(Data records)

========================================================================

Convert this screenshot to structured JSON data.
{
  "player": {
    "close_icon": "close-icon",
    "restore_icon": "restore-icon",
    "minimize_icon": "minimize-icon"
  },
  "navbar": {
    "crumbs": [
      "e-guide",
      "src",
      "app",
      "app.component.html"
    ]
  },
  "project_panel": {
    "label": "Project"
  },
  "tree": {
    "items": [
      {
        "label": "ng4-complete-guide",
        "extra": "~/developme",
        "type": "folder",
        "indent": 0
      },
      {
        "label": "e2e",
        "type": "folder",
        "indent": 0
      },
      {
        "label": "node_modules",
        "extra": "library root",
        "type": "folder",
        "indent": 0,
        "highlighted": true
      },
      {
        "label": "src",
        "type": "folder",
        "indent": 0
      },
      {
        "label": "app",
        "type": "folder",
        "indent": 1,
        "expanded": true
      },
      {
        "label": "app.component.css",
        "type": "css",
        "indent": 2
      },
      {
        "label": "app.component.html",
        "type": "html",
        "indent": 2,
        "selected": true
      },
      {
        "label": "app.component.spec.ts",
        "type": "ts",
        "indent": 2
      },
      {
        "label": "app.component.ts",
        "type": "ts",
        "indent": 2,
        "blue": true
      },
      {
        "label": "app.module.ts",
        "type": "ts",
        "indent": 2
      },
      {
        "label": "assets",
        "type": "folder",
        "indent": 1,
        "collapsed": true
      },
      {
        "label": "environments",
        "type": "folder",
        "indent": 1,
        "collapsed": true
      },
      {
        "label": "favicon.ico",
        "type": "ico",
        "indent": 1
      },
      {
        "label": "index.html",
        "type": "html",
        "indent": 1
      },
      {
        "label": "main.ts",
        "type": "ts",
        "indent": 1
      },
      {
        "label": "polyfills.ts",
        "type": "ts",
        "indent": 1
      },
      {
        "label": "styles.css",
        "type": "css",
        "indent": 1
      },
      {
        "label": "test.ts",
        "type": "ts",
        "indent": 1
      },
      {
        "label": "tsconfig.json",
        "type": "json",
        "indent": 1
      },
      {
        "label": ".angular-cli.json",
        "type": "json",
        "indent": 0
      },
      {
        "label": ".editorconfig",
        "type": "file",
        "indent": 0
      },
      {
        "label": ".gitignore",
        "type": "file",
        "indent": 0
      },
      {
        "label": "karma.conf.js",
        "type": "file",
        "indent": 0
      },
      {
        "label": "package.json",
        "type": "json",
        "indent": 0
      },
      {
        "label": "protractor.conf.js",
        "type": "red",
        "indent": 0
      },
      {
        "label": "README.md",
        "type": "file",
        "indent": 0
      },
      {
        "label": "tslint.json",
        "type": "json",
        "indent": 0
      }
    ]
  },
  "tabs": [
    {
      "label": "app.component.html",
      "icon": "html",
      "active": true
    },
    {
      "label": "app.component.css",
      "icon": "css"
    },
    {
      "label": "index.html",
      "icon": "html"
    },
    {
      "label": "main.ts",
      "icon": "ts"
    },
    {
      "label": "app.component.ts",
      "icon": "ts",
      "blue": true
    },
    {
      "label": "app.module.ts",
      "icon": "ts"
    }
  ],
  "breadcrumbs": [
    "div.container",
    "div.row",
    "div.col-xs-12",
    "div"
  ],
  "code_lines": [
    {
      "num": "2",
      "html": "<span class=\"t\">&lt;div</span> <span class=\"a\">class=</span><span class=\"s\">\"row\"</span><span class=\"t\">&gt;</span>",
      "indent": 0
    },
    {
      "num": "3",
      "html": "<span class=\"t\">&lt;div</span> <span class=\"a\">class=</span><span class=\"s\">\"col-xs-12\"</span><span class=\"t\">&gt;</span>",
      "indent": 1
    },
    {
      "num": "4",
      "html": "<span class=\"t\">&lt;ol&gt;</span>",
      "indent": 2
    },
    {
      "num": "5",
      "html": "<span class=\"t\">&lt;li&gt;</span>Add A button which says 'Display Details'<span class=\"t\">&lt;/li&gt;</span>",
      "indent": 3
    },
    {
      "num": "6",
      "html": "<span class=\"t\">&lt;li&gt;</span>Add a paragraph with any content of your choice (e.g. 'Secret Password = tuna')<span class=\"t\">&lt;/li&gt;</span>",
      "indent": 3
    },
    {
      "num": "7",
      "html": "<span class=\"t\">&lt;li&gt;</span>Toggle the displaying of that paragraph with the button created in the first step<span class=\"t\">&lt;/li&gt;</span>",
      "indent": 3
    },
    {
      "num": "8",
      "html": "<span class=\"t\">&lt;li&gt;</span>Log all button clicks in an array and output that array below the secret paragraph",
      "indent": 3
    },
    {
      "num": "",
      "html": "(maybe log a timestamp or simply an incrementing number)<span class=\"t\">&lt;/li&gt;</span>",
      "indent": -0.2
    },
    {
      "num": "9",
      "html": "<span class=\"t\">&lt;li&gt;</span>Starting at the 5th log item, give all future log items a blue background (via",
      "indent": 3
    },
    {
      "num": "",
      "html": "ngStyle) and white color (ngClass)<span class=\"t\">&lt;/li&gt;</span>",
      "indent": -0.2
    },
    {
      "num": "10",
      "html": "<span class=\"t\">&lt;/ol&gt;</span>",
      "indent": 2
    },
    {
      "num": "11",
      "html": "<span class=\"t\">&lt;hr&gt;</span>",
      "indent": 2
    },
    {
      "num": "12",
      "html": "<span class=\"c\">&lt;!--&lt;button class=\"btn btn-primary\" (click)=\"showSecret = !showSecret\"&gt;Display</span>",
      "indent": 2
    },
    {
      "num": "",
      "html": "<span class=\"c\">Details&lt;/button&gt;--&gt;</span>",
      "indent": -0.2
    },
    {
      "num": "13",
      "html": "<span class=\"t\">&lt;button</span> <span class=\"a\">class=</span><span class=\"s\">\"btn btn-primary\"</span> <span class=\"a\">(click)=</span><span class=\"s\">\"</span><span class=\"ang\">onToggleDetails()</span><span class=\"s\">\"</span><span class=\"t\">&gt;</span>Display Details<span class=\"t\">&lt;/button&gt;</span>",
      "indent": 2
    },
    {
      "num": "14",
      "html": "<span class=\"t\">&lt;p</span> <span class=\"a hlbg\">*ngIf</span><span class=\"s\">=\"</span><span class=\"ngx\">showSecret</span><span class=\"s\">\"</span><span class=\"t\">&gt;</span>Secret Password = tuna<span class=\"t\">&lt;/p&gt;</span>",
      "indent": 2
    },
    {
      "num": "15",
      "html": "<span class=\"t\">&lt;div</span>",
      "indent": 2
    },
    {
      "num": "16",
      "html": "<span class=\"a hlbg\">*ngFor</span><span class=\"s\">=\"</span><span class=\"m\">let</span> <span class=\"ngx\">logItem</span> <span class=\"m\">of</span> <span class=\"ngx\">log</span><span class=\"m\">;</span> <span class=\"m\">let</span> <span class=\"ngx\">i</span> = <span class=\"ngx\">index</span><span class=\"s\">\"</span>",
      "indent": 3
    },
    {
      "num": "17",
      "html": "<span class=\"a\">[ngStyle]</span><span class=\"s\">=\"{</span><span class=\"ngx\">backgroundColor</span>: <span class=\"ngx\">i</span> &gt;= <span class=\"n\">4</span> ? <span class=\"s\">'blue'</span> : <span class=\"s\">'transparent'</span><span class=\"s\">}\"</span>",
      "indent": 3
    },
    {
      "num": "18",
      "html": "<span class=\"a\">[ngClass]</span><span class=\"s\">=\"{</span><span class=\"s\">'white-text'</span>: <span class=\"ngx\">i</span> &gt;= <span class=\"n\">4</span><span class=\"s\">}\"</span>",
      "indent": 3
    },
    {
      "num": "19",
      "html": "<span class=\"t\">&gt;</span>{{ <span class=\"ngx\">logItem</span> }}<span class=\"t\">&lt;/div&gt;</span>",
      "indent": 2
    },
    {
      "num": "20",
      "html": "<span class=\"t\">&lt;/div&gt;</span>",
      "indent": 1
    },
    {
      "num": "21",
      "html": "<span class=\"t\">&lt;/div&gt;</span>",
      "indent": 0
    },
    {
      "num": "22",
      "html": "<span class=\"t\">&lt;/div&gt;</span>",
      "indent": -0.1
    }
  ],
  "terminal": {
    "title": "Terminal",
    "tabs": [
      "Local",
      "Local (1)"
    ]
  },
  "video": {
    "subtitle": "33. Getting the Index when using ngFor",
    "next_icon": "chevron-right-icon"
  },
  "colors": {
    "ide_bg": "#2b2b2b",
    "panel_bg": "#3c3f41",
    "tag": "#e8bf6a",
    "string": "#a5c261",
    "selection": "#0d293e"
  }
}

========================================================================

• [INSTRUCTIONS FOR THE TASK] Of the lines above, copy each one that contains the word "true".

• [EXERCISE OUTPUT]
        "highlighted": true
        "expanded": true
        "selected": true
        "blue": true
        "collapsed": true
        "collapsed": true
      "active": true
      "blue": true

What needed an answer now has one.